** Opening EXERCISE MATERIALS block **

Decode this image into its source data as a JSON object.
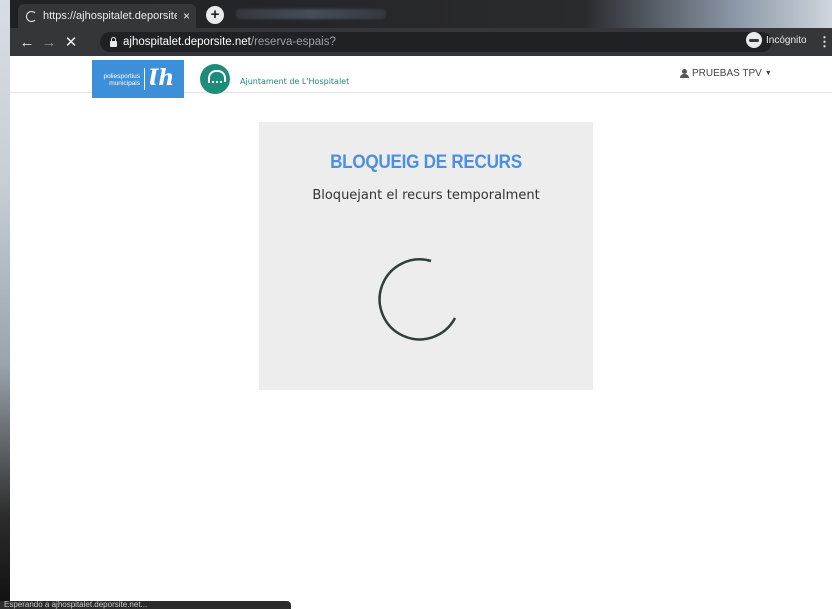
{
  "browser": {
    "tab_title": "https://ajhospitalet.deporsite.net",
    "tab_close": "×",
    "new_tab": "+",
    "url_host": "ajhospitalet.deporsite.net",
    "url_path": "/reserva-espais?",
    "bookmark": "☆",
    "incognito_label": "Incógnito",
    "back": "←",
    "forward": "→",
    "stop": "✕",
    "menu": "⋮"
  },
  "header": {
    "logo_line1": "poliesportius",
    "logo_line2": "municipals",
    "logo_mark": "Ɩh",
    "ajuntament": "Ajuntament de L'Hospitalet",
    "user_name": "PRUEBAS TPV",
    "user_caret": "▼"
  },
  "card": {
    "title": "BLOQUEIG DE RECURS",
    "subtitle": "Bloquejant el recurs temporalment"
  },
  "status": {
    "text": "Esperando a ajhospitalet.deporsite.net..."
  },
  "colors": {
    "accent": "#4a90e2",
    "spinner": "#2f3f3a",
    "ajt_green": "#1f8b7a"
  }
}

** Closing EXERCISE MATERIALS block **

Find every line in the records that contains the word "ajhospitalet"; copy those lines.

    "tab_title": "https://ajhospitalet.deporsite.net",
    "url_host": "ajhospitalet.deporsite.net",
    "text": "Esperando a ajhospitalet.deporsite.net..."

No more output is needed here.